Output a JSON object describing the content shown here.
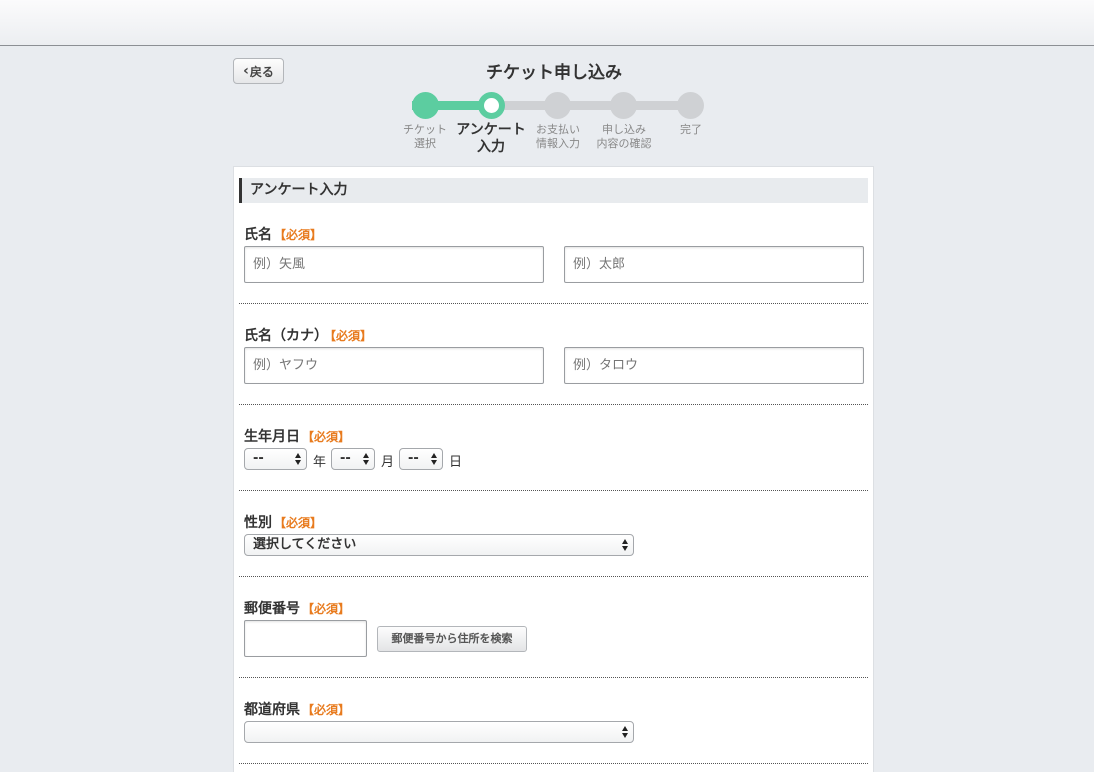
{
  "header": {
    "back_label": "戻る",
    "title": "チケット申し込み"
  },
  "stepper": {
    "steps": [
      {
        "line1": "チケット",
        "line2": "選択",
        "state": "done"
      },
      {
        "line1": "アンケート",
        "line2": "入力",
        "state": "current"
      },
      {
        "line1": "お支払い",
        "line2": "情報入力",
        "state": "todo"
      },
      {
        "line1": "申し込み",
        "line2": "内容の確認",
        "state": "todo"
      },
      {
        "line1": "完了",
        "line2": "",
        "state": "todo"
      }
    ]
  },
  "form": {
    "section_title": "アンケート入力",
    "required_tag": "【必須】",
    "name": {
      "label": "氏名",
      "last_placeholder": "例）矢風",
      "first_placeholder": "例）太郎"
    },
    "name_kana": {
      "label": "氏名（カナ）",
      "last_placeholder": "例）ヤフウ",
      "first_placeholder": "例）タロウ"
    },
    "birthday": {
      "label": "生年月日",
      "year_value": "--",
      "year_unit": "年",
      "month_value": "--",
      "month_unit": "月",
      "day_value": "--",
      "day_unit": "日"
    },
    "gender": {
      "label": "性別",
      "selected": "選択してください"
    },
    "postal": {
      "label": "郵便番号",
      "value": "",
      "search_button": "郵便番号から住所を検索"
    },
    "prefecture": {
      "label": "都道府県",
      "selected": ""
    }
  },
  "colors": {
    "accent": "#5ccda0",
    "required": "#e87b1e",
    "inactive_step": "#cfd1d4"
  }
}
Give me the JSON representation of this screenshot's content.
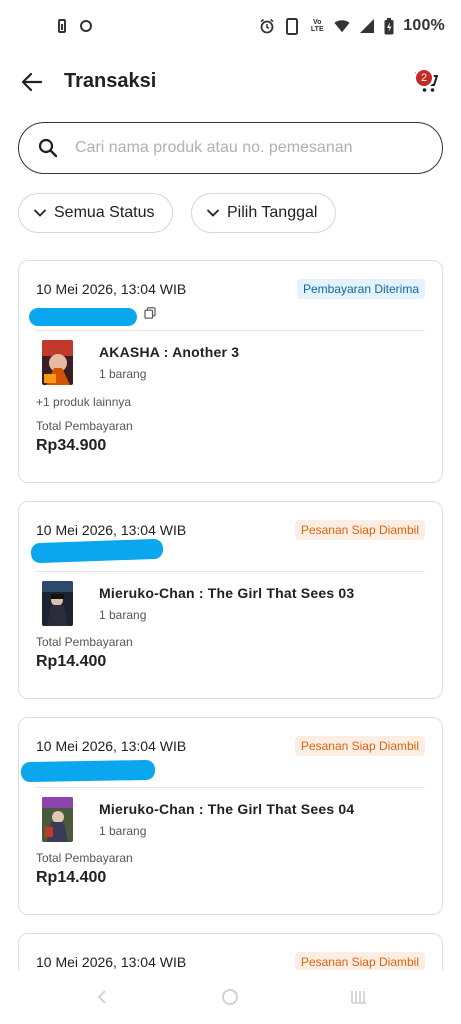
{
  "status_bar": {
    "battery_percent": "100%",
    "volte_line1": "Vo",
    "volte_line2": "LTE"
  },
  "header": {
    "title": "Transaksi",
    "cart_count": "2"
  },
  "search": {
    "placeholder": "Cari nama produk atau no. pemesanan"
  },
  "filters": [
    {
      "label": "Semua Status"
    },
    {
      "label": "Pilih Tanggal"
    }
  ],
  "orders": [
    {
      "date": "10 Mei 2026, 13:04 WIB",
      "status": "Pembayaran Diterima",
      "status_color": "#1565a8",
      "product_name": "AKASHA : Another 3",
      "quantity": "1 barang",
      "more_products": "+1 produk lainnya",
      "total_label": "Total Pembayaran",
      "total": "Rp34.900"
    },
    {
      "date": "10 Mei 2026, 13:04 WIB",
      "status": "Pesanan Siap Diambil",
      "status_color": "#e0620f",
      "product_name": "Mieruko-Chan : The Girl That Sees 03",
      "quantity": "1 barang",
      "total_label": "Total Pembayaran",
      "total": "Rp14.400"
    },
    {
      "date": "10 Mei 2026, 13:04 WIB",
      "status": "Pesanan Siap Diambil",
      "status_color": "#e0620f",
      "product_name": "Mieruko-Chan : The Girl That Sees 04",
      "quantity": "1 barang",
      "total_label": "Total Pembayaran",
      "total": "Rp14.400"
    },
    {
      "date": "10 Mei 2026, 13:04 WIB",
      "status": "Pesanan Siap Diambil",
      "status_color": "#e0620f"
    }
  ],
  "icons": {
    "back": "arrow-left-icon",
    "cart": "cart-icon",
    "search": "search-icon",
    "chevron": "chevron-down-icon",
    "copy": "copy-icon"
  },
  "colors": {
    "accent_red": "#c62828",
    "redaction_blue": "#0aa6ee"
  }
}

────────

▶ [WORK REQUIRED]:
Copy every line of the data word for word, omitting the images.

▶ [RESULT OF THIS TASK]:
Output a JSON object describing the content shown here.
{
  "header": {
    "back_label": "戻る",
    "title": "チケット申し込み"
  },
  "stepper": {
    "steps": [
      {
        "line1": "チケット",
        "line2": "選択",
        "state": "done"
      },
      {
        "line1": "アンケート",
        "line2": "入力",
        "state": "current"
      },
      {
        "line1": "お支払い",
        "line2": "情報入力",
        "state": "todo"
      },
      {
        "line1": "申し込み",
        "line2": "内容の確認",
        "state": "todo"
      },
      {
        "line1": "完了",
        "line2": "",
        "state": "todo"
      }
    ]
  },
  "form": {
    "section_title": "アンケート入力",
    "required_tag": "【必須】",
    "name": {
      "label": "氏名",
      "last_placeholder": "例）矢風",
      "first_placeholder": "例）太郎"
    },
    "name_kana": {
      "label": "氏名（カナ）",
      "last_placeholder": "例）ヤフウ",
      "first_placeholder": "例）タロウ"
    },
    "birthday": {
      "label": "生年月日",
      "year_value": "--",
      "year_unit": "年",
      "month_value": "--",
      "month_unit": "月",
      "day_value": "--",
      "day_unit": "日"
    },
    "gender": {
      "label": "性別",
      "selected": "選択してください"
    },
    "postal": {
      "label": "郵便番号",
      "value": "",
      "search_button": "郵便番号から住所を検索"
    },
    "prefecture": {
      "label": "都道府県",
      "selected": ""
    }
  },
  "colors": {
    "accent": "#5ccda0",
    "required": "#e87b1e",
    "inactive_step": "#cfd1d4"
  }
}
Give me the JSON representation of this screenshot's content.
{
  "status_bar": {
    "battery_percent": "100%",
    "volte_line1": "Vo",
    "volte_line2": "LTE"
  },
  "header": {
    "title": "Transaksi",
    "cart_count": "2"
  },
  "search": {
    "placeholder": "Cari nama produk atau no. pemesanan"
  },
  "filters": [
    {
      "label": "Semua Status"
    },
    {
      "label": "Pilih Tanggal"
    }
  ],
  "orders": [
    {
      "date": "10 Mei 2026, 13:04 WIB",
      "status": "Pembayaran Diterima",
      "status_color": "#1565a8",
      "product_name": "AKASHA : Another 3",
      "quantity": "1 barang",
      "more_products": "+1 produk lainnya",
      "total_label": "Total Pembayaran",
      "total": "Rp34.900"
    },
    {
      "date": "10 Mei 2026, 13:04 WIB",
      "status": "Pesanan Siap Diambil",
      "status_color": "#e0620f",
      "product_name": "Mieruko-Chan : The Girl That Sees 03",
      "quantity": "1 barang",
      "total_label": "Total Pembayaran",
      "total": "Rp14.400"
    },
    {
      "date": "10 Mei 2026, 13:04 WIB",
      "status": "Pesanan Siap Diambil",
      "status_color": "#e0620f",
      "product_name": "Mieruko-Chan : The Girl That Sees 04",
      "quantity": "1 barang",
      "total_label": "Total Pembayaran",
      "total": "Rp14.400"
    },
    {
      "date": "10 Mei 2026, 13:04 WIB",
      "status": "Pesanan Siap Diambil",
      "status_color": "#e0620f"
    }
  ],
  "icons": {
    "back": "arrow-left-icon",
    "cart": "cart-icon",
    "search": "search-icon",
    "chevron": "chevron-down-icon",
    "copy": "copy-icon"
  },
  "colors": {
    "accent_red": "#c62828",
    "redaction_blue": "#0aa6ee"
  }
}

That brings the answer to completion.